Every committed follower of Christ will at one time or another find himself engaged in a conversation with someone who holds to a different perspective on matters of doctrine and practice. The nature of the Christian life and witness ensures this. But increasingly in the West Christian ideas, truth claims, and Christians themselves are being publicly and viciously reproached under the guise of tolerance. That such animosity exists comes as no surprise to those who have been Christians for any length of time. And what we are experiencing in America does not hold a candle to the reproach that many followers of Jesus are facing in other parts of the world. But what does catch Christians off guard is the fact that such vitriolic sentiment is spilled in the name of tolerance. Without knowing how or when it seems that “tolerance” has undergone a shift of meaning in the wider culture that has left many followers of Christ unsure of how to proceed. It feels as if someone pulled the carpet out from under us and we are left to wonder at how to handle the massively intolerant criticism against our supposed intolerance. Especially when everyone else seems to walk on eggshells around the views of most other religions and perspectives.

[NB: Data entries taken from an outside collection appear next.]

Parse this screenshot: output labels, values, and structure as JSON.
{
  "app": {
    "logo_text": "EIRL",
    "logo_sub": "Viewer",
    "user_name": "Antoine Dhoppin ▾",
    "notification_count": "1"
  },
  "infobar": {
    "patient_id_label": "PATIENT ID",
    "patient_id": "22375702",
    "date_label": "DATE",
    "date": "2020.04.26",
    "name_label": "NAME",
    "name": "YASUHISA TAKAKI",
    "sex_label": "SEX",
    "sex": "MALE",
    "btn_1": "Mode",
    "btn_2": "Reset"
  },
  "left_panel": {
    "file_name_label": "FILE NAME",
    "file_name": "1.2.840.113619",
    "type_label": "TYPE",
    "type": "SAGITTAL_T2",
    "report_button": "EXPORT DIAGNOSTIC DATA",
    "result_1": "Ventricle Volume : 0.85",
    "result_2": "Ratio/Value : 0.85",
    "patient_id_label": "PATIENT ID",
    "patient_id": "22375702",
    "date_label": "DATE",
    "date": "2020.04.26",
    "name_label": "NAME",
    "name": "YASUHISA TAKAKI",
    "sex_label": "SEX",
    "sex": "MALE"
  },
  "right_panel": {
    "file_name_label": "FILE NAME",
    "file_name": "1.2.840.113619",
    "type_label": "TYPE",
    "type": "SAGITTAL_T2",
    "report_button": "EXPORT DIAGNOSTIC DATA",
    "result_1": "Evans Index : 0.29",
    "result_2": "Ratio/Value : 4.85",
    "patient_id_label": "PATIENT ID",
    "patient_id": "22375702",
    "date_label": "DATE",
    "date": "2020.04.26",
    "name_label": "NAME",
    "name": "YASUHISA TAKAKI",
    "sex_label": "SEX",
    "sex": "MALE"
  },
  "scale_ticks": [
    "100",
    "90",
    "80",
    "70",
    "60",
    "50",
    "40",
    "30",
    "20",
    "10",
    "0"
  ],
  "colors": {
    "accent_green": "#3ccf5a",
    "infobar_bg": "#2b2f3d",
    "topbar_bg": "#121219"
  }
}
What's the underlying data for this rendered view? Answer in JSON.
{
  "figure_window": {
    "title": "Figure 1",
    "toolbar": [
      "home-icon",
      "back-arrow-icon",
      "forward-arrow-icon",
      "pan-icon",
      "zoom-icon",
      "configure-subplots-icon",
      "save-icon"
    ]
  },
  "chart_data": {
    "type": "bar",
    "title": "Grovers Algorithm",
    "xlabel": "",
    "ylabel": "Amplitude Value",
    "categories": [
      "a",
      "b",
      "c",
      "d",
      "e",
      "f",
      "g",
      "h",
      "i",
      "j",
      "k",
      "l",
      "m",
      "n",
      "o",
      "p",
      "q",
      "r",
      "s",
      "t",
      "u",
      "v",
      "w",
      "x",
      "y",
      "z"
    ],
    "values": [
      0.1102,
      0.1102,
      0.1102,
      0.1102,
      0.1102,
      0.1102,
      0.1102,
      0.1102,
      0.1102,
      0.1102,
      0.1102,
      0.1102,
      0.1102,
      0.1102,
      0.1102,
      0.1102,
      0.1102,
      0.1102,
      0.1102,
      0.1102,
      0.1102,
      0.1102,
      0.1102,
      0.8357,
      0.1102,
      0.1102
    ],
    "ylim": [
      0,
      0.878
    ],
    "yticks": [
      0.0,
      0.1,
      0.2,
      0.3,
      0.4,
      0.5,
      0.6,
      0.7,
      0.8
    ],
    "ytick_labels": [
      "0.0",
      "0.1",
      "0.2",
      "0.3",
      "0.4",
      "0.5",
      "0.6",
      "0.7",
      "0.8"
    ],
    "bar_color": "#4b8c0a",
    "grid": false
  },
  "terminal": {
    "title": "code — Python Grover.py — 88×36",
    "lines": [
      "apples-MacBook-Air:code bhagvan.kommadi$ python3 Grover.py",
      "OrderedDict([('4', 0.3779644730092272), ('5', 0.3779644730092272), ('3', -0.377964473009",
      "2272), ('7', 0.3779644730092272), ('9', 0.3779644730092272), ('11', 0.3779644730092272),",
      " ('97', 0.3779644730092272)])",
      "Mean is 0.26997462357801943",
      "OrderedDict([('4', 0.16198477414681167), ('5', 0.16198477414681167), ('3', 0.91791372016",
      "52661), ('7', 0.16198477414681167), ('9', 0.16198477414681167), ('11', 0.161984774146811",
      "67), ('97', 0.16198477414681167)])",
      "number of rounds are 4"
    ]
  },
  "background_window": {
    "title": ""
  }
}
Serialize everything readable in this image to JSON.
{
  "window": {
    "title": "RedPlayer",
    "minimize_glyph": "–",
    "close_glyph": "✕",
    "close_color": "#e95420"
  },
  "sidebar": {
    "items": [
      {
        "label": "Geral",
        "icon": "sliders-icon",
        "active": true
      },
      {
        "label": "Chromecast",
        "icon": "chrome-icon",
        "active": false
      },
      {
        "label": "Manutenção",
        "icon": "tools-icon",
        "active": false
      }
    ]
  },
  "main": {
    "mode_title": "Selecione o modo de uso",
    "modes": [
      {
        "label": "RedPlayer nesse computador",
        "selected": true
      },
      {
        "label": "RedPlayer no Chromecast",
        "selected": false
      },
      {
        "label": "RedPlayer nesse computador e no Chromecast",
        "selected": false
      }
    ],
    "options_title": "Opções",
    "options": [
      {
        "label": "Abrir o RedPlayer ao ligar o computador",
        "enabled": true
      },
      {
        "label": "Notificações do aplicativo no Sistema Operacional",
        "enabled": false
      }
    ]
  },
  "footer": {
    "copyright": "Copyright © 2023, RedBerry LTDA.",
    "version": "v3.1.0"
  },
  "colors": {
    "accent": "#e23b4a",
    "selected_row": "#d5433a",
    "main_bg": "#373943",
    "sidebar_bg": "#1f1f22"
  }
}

In his new book The Intolerance of Tolerance, D. A. Carson adeptly, thoughtfully, and historically works through the changing face of the definition of tolerance. He examines the older definition of tolerance and the history of how it came to function in the modern world. For those interested in history and how that history has shaped our modern understanding chapter three will surely be worth the price of the book. But this book is not merely a nostalgic longing for the “good ol’e days.” Carson recognizes and points out the errors of that kind of yesteryear. If anything Carson points out how the “good ol’e days” are less golden and more a bit of “potted history” (I love these little Carsonisms).
But what makes this book golden is that rather than getting caught up in the past Carson plunges forward illuminating our present along the way. He pointedly makes his case for the inconsistency of our time giving numerous examples of how tolerance only seems to function in favor of those who are least tolerant. This is true of course as it pertains to the intolerance of Christians and their beliefs. If, as Carson points out early on, that the assertion of the United Nations that “Tolerance…involves the rejection of dogmatism and absolutism” is more than a little dogmatic and absolute then it is no wonder that Christianity – which is exclusive in it’s truth claims – often finds itself the target of such tolerant intolerance.
But this book is not a complaint about how Christians don’t get a fair shake in the wider culture. This book is about the need for a fresh articulation of what tolerance ought to mean and how it ought to function in a society that is more diverse than any on earth. Toward that end Carson offers ten insights that will help Christians interact with a society whose definition of tolerance assumes that all viewpoints are equally valid – except for the ones that claim to alone be true.
This book is not long (only 175 pages) but it is well worth the price. It is not necessarily an easy book to read but gold is worth the effort it takes to mine it. This is an immensely helpful book that will simultaneously help you better understand the age in which we live as well as how to be a faithful witness in this age.
There are some great reviews of this book:
- As D. A. Carson’s assistant, Andy Naselli did the index for the book. It is only right that I link to his (very helpful) information regarding the book.
- Tim Challies has an excellent review of the book.
- And The Gospel Coalition has an excellent interview with D. A. Carson regarding the book.
You can buy the book here.
For Christ and His Kingdom!